No. To me, it’s not authentic to maintain one persona for work and one for personal – and social media is all about authenticity, isn’t it? That’s not to say I don’t sometimes filter what I put on my social networks (acknowledging it’s a representation of both my personal and professional self) – but I do use the same language, humor, etc. for work and play.
What advice would you give young professionals just starting out in this industry?
Young professionals are often very eager to prove themselves, which sometimes manifests itself in talking too much or trying to figure everything out without asking for help. There’s no shame in asking for advice or spending more time listening than talking in meetings when you’re just starting out (though I’d caution to not be totally silent in meetings either). I’m more impressed by a young professional who listens, absorbs and shares a really thoughtful observation or question than one who just talks and talks and talks to make sure his/her voice is heard.
What is the best professional advice you ever gave / received?
I always tell college students studying PR or communications to take some basic business classes, even if it’s not required for their major. It’s the one thing I wish I would have been exposed to more in college, as I have had to self-teach myself to understand things like financial statements and earnings announcements. If PR is going to have a seat at the executive table, it’s critical for practitioners to really understand how a business runs.
Have you ever deleted a Tweet / post? If so, why?
Absolutely. Most often, I delete when I catch a grammar or spelling error. There have been those times, however, that my emotions have gotten the best of me and I’ve used Twitter to vent. That’s not productive and doesn’t really accomplish much.
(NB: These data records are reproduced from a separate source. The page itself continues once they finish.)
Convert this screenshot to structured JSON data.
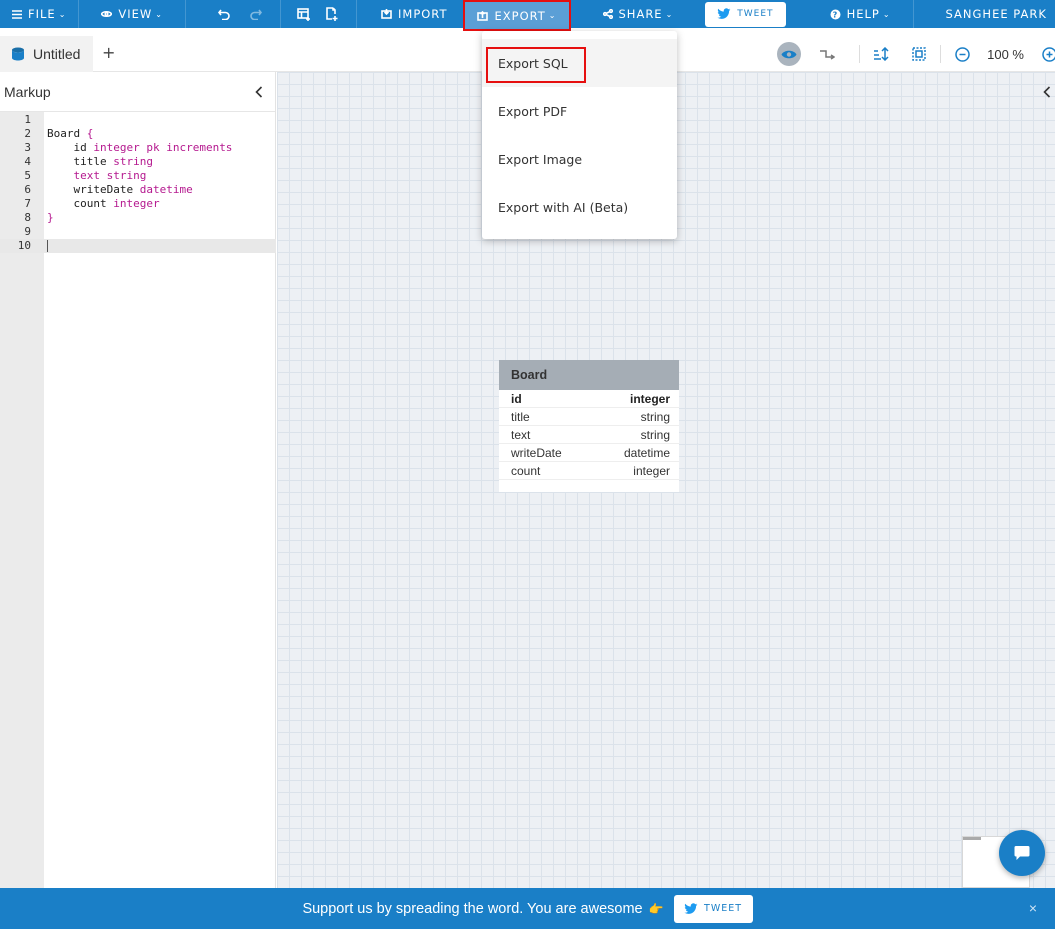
{
  "topbar": {
    "file_label": "FILE",
    "view_label": "VIEW",
    "import_label": "IMPORT",
    "export_label": "EXPORT",
    "share_label": "SHARE",
    "tweet_label": "TWEET",
    "help_label": "HELP",
    "user_name": "SANGHEE PARK"
  },
  "tabs": {
    "current_tab": "Untitled",
    "add_tab": "+"
  },
  "toolbar": {
    "zoom_level": "100 %"
  },
  "markup": {
    "title": "Markup",
    "lines": [
      {
        "num": "1",
        "parts": []
      },
      {
        "num": "2",
        "parts": [
          {
            "t": "Board ",
            "c": ""
          },
          {
            "t": "{",
            "c": "kw"
          }
        ]
      },
      {
        "num": "3",
        "parts": [
          {
            "t": "    id ",
            "c": ""
          },
          {
            "t": "integer pk increments",
            "c": "kw"
          }
        ]
      },
      {
        "num": "4",
        "parts": [
          {
            "t": "    title ",
            "c": ""
          },
          {
            "t": "string",
            "c": "kw"
          }
        ]
      },
      {
        "num": "5",
        "parts": [
          {
            "t": "    text string",
            "c": "kw"
          }
        ]
      },
      {
        "num": "6",
        "parts": [
          {
            "t": "    writeDate ",
            "c": ""
          },
          {
            "t": "datetime",
            "c": "kw"
          }
        ]
      },
      {
        "num": "7",
        "parts": [
          {
            "t": "    count ",
            "c": ""
          },
          {
            "t": "integer",
            "c": "kw"
          }
        ]
      },
      {
        "num": "8",
        "parts": [
          {
            "t": "}",
            "c": "kw"
          }
        ]
      },
      {
        "num": "9",
        "parts": []
      },
      {
        "num": "10",
        "parts": [],
        "active": true
      }
    ]
  },
  "export_menu": {
    "items": [
      "Export SQL",
      "Export PDF",
      "Export Image",
      "Export with AI (Beta)"
    ]
  },
  "board_table": {
    "name": "Board",
    "columns": [
      {
        "name": "id",
        "type": "integer",
        "pk": true
      },
      {
        "name": "title",
        "type": "string"
      },
      {
        "name": "text",
        "type": "string"
      },
      {
        "name": "writeDate",
        "type": "datetime"
      },
      {
        "name": "count",
        "type": "integer"
      }
    ]
  },
  "banner": {
    "message": "Support us by spreading the word. You are awesome",
    "emoji": "👉",
    "tweet_label": "TWEET",
    "close": "×"
  },
  "colors": {
    "accent": "#1a7fc7",
    "keyword": "#b5198f",
    "highlight": "#e60f0f"
  }
}
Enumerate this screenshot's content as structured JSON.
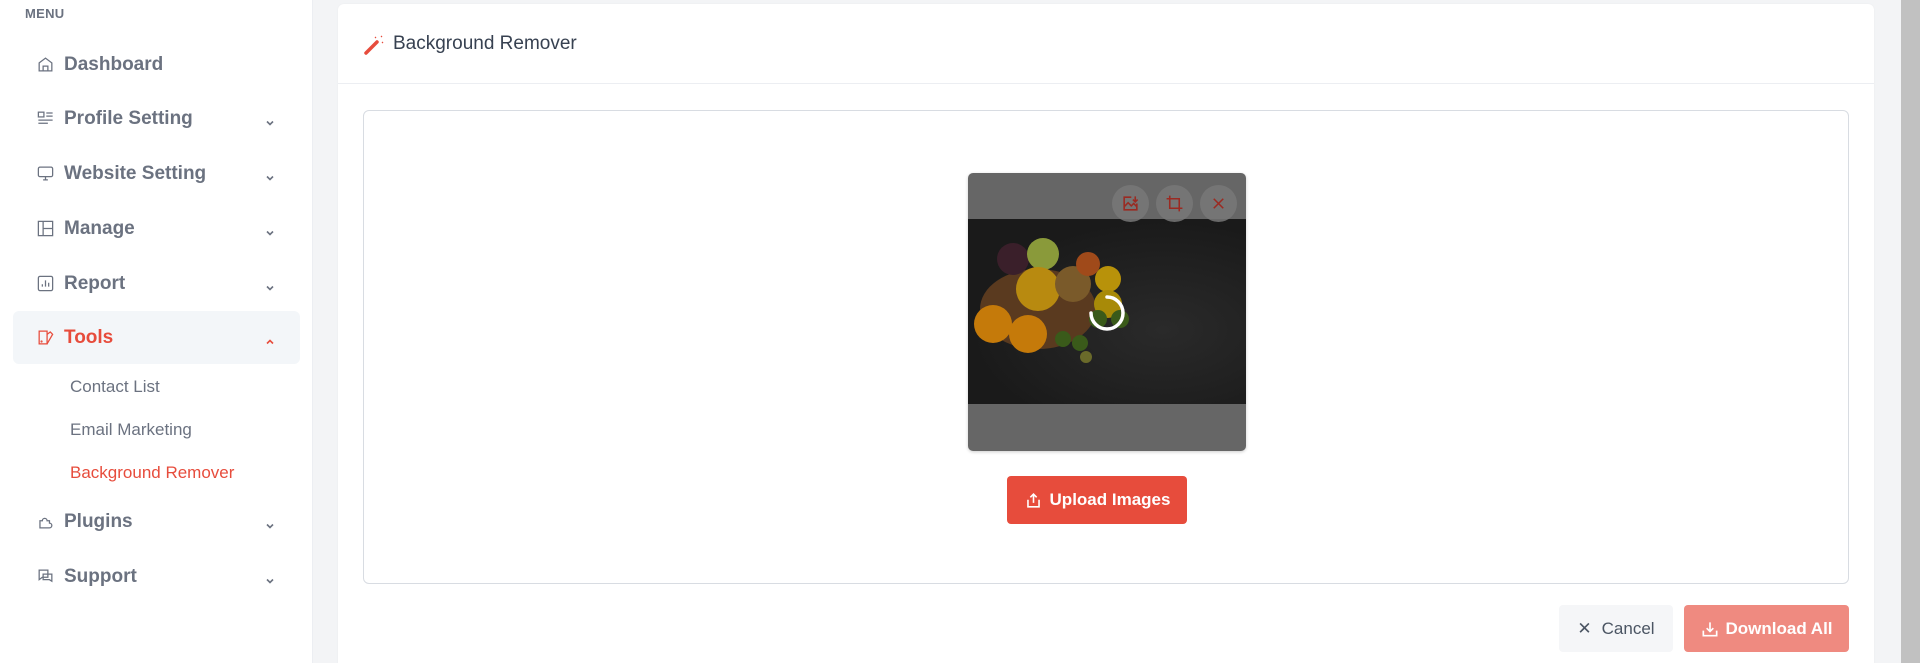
{
  "sidebar": {
    "menu_label": "MENU",
    "items": [
      {
        "label": "Dashboard",
        "icon": "home-icon",
        "has_chevron": false
      },
      {
        "label": "Profile Setting",
        "icon": "profile-list-icon",
        "has_chevron": true
      },
      {
        "label": "Website Setting",
        "icon": "monitor-icon",
        "has_chevron": true
      },
      {
        "label": "Manage",
        "icon": "layout-icon",
        "has_chevron": true
      },
      {
        "label": "Report",
        "icon": "chart-icon",
        "has_chevron": true
      },
      {
        "label": "Tools",
        "icon": "tools-icon",
        "has_chevron": true,
        "expanded": true,
        "active": true
      },
      {
        "label": "Plugins",
        "icon": "puzzle-icon",
        "has_chevron": true
      },
      {
        "label": "Support",
        "icon": "chat-icon",
        "has_chevron": true
      }
    ],
    "tools_subitems": [
      {
        "label": "Contact List"
      },
      {
        "label": "Email Marketing"
      },
      {
        "label": "Background Remover",
        "active": true
      }
    ]
  },
  "page": {
    "title": "Background Remover",
    "title_icon": "magic-wand-icon"
  },
  "preview": {
    "actions": [
      {
        "name": "save-image",
        "icon": "image-download-icon"
      },
      {
        "name": "crop",
        "icon": "crop-icon"
      },
      {
        "name": "remove",
        "icon": "close-icon"
      }
    ],
    "status": "loading"
  },
  "buttons": {
    "upload": "Upload Images",
    "cancel": "Cancel",
    "download_all": "Download All"
  },
  "colors": {
    "accent": "#e74c3c",
    "accent_disabled": "#ef8a80",
    "text_muted": "#6b7280"
  }
}
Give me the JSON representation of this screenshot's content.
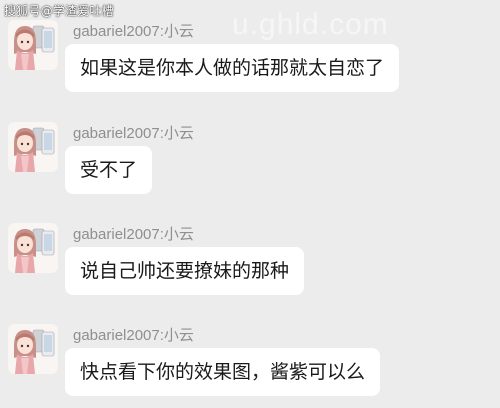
{
  "watermark": "搜狐号@学渣爱吐槽",
  "faint_watermark": "u.ghld.com",
  "messages": [
    {
      "sender": "gabariel2007:小云",
      "text": "如果这是你本人做的话那就太自恋了"
    },
    {
      "sender": "gabariel2007:小云",
      "text": "受不了"
    },
    {
      "sender": "gabariel2007:小云",
      "text": "说自己帅还要撩妹的那种"
    },
    {
      "sender": "gabariel2007:小云",
      "text": "快点看下你的效果图，酱紫可以么"
    }
  ],
  "colors": {
    "background": "#ececec",
    "bubble": "#ffffff",
    "sender_text": "#8f8f8f",
    "message_text": "#1a1a1a"
  },
  "icons": {
    "avatar": "avatar-anime-girl-with-phones"
  }
}
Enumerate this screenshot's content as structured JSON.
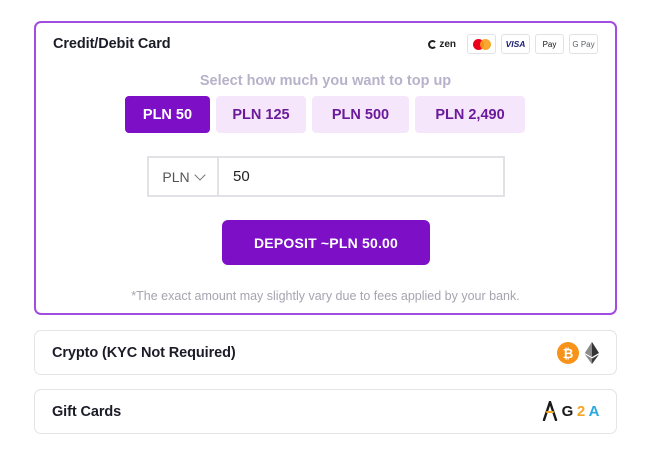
{
  "selected_method": {
    "title": "Credit/Debit Card",
    "logos": {
      "zen": "zen",
      "visa": "VISA",
      "apple_pay": " Pay",
      "google_pay": "G Pay"
    },
    "subtitle": "Select how much you want to top up",
    "amounts": [
      {
        "label": "PLN 50",
        "active": true
      },
      {
        "label": "PLN 125",
        "active": false
      },
      {
        "label": "PLN 500",
        "active": false
      },
      {
        "label": "PLN 2,490",
        "active": false
      }
    ],
    "currency": "PLN",
    "amount_value": "50",
    "deposit_label": "DEPOSIT ~PLN 50.00",
    "note": "*The exact amount may slightly vary due to fees applied by your bank."
  },
  "crypto": {
    "title": "Crypto (KYC Not Required)",
    "icons": [
      "bitcoin-icon",
      "ethereum-icon"
    ],
    "btc_symbol": "₿"
  },
  "gift_cards": {
    "title": "Gift Cards",
    "g2a": {
      "g": "G",
      "two": "2",
      "a": "A"
    }
  },
  "colors": {
    "accent": "#7d0fc7",
    "border_selected": "#a24ce0",
    "chip_bg": "#f6e6fb"
  }
}
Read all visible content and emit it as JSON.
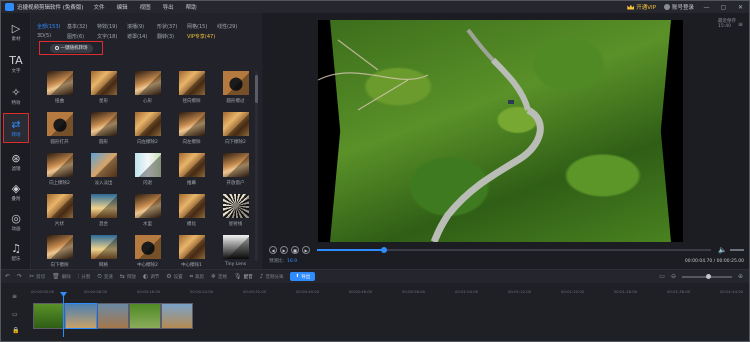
{
  "titlebar": {
    "app_title": "迅捷视频剪辑软件 (免费版)",
    "menu": [
      "文件",
      "编辑",
      "视图",
      "导出",
      "帮助"
    ],
    "vip_label": "开通VIP",
    "login_label": "账号登录",
    "controls": [
      "—",
      "▢",
      "✕"
    ]
  },
  "sidebar": {
    "items": [
      {
        "label": "素材",
        "icon": "media-icon",
        "glyph": "▷"
      },
      {
        "label": "文字",
        "icon": "text-icon",
        "glyph": "TA"
      },
      {
        "label": "特效",
        "icon": "effects-icon",
        "glyph": "✧"
      },
      {
        "label": "转场",
        "icon": "transition-icon",
        "glyph": "⇄"
      },
      {
        "label": "滤镜",
        "icon": "filter-icon",
        "glyph": "⊛"
      },
      {
        "label": "叠附",
        "icon": "overlay-icon",
        "glyph": "◈"
      },
      {
        "label": "动画",
        "icon": "animation-icon",
        "glyph": "◎"
      },
      {
        "label": "配乐",
        "icon": "music-icon",
        "glyph": "♫"
      }
    ]
  },
  "panel": {
    "categories_row1": [
      "全部(153)",
      "基本(32)",
      "特效(19)",
      "滚播(9)",
      "形状(37)",
      "网格(15)",
      "线性(29)"
    ],
    "categories_row2": [
      "3D(5)",
      "图形(6)",
      "文字(18)",
      "遮罩(14)",
      "翻转(3)",
      "VIP专享(47)"
    ],
    "random_button": "一键随机转场",
    "transitions": [
      "扭曲",
      "星形",
      "心形",
      "径向擦除",
      "圆形擦过",
      "圆形打开",
      "圆形",
      "向左擦除2",
      "向左擦除",
      "向下擦除2",
      "向上擦除2",
      "淡入淡出",
      "闪退",
      "推幕",
      "开放窗户",
      "片状",
      "混合",
      "水里",
      "模化",
      "星射线",
      "向下擦除",
      "网格",
      "中心擦除2",
      "中心擦除1",
      "Tiny Lens"
    ]
  },
  "preview": {
    "ratio_label": "最近保存 15:40",
    "menu_glyph": "≡",
    "speed_label": "预测比:",
    "speed_value": "16:9",
    "timecode": "00:00:04.70 / 00:00:25.00",
    "progress": 0.17
  },
  "toolbar": {
    "tools": [
      "撤销",
      "重做",
      "剪切",
      "删除",
      "分割",
      "变速",
      "倒放",
      "调节",
      "设置",
      "裁剪",
      "定格",
      "配音"
    ],
    "active_tools": [
      "配音"
    ],
    "split_audio": "音频分离",
    "export_label": "导出"
  },
  "timeline": {
    "ticks": [
      "00:00:00.00",
      "00:00:08.00",
      "00:00:16.00",
      "00:00:24.00",
      "00:00:32.00",
      "00:00:40.00",
      "00:00:48.00",
      "00:00:56.00",
      "00:01:04.00",
      "00:01:12.00",
      "00:01:20.00",
      "00:01:28.00",
      "00:01:36.00",
      "00:01:44.00"
    ],
    "clip_count": 5,
    "selected_clip": 1
  },
  "colors": {
    "accent": "#2f8cff",
    "highlight": "#e02b2b",
    "vip": "#f3c13e",
    "background": "#1e1f25"
  }
}
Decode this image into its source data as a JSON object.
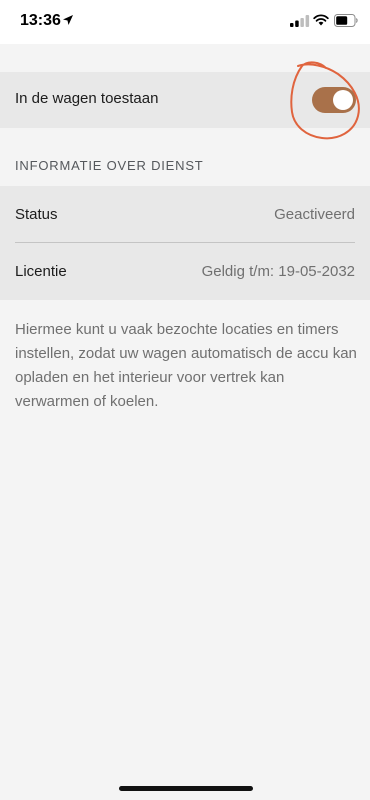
{
  "status_bar": {
    "time": "13:36",
    "icons": [
      "location-arrow-icon",
      "cellular-signal-icon",
      "wifi-icon",
      "battery-icon"
    ]
  },
  "toggle": {
    "label": "In de wagen toestaan",
    "enabled": true,
    "accent_color": "#a9714a"
  },
  "annotation_color": "#e0643e",
  "section": {
    "title": "INFORMATIE OVER DIENST",
    "rows": [
      {
        "label": "Status",
        "value": "Geactiveerd"
      },
      {
        "label": "Licentie",
        "value": "Geldig t/m: 19-05-2032"
      }
    ]
  },
  "description": "Hiermee kunt u vaak bezochte locaties en timers instellen, zodat uw wagen automatisch de accu kan opladen en het interieur voor vertrek kan verwarmen of koelen."
}
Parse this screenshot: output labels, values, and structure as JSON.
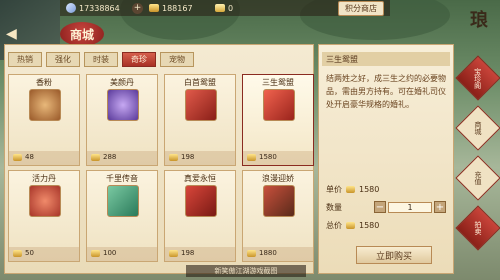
{
  "currencies": [
    {
      "icon": "gem-icon",
      "value": "17338864"
    },
    {
      "icon": "gold-ingot-icon",
      "value": "188167"
    },
    {
      "icon": "silver-ingot-icon",
      "value": "0"
    }
  ],
  "shop_button": "积分商店",
  "header_title": "商城",
  "tabs": [
    "热销",
    "强化",
    "时装",
    "奇珍",
    "宠物"
  ],
  "active_tab": "奇珍",
  "items": [
    {
      "name": "香粉",
      "price": "48"
    },
    {
      "name": "美颜丹",
      "price": "288"
    },
    {
      "name": "白首鸳盟",
      "price": "198"
    },
    {
      "name": "三生鸳盟",
      "price": "1580"
    },
    {
      "name": "活力丹",
      "price": "50"
    },
    {
      "name": "千里传音",
      "price": "100"
    },
    {
      "name": "真爱永恒",
      "price": "198"
    },
    {
      "name": "浪漫迎娇",
      "price": "1880"
    }
  ],
  "detail": {
    "title": "三生鸳盟",
    "description": "结两姓之好，成三生之约的必要物品，需由男方持有。可在婚礼司仪处开启豪华规格的婚礼。",
    "unit_price_label": "单价",
    "unit_price": "1580",
    "quantity_label": "数量",
    "quantity": "1",
    "total_label": "总价",
    "total": "1580",
    "buy_label": "立即购买"
  },
  "side_menu": {
    "title": "琅",
    "items": [
      "宝珍阁",
      "商城",
      "充值",
      "拍卖"
    ]
  },
  "watermark": "新笑傲江湖游戏截图"
}
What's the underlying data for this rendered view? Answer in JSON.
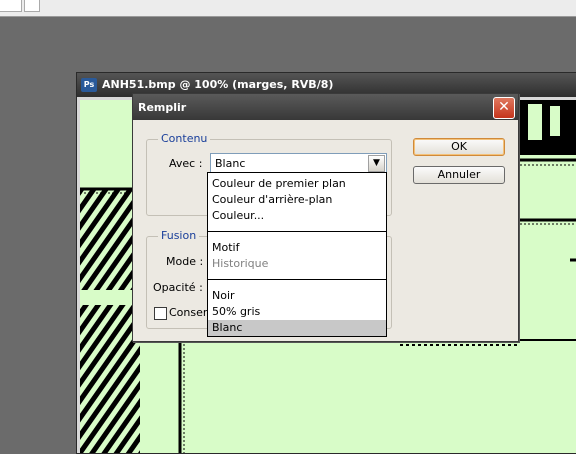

I’ve learned to avoid hitting “send” on those tweets for the most part, but there are always a few that slip through – at least, until I delete them.
What is your immediate reaction to the follow:
Twitter: news, connecting
Facebook: overcrowded, personal
Klout: grain of salt
Corporate blogs: thought leadership
LinkedIn: recruiting, job hunting
Social media: two-way
Public relations: all-ways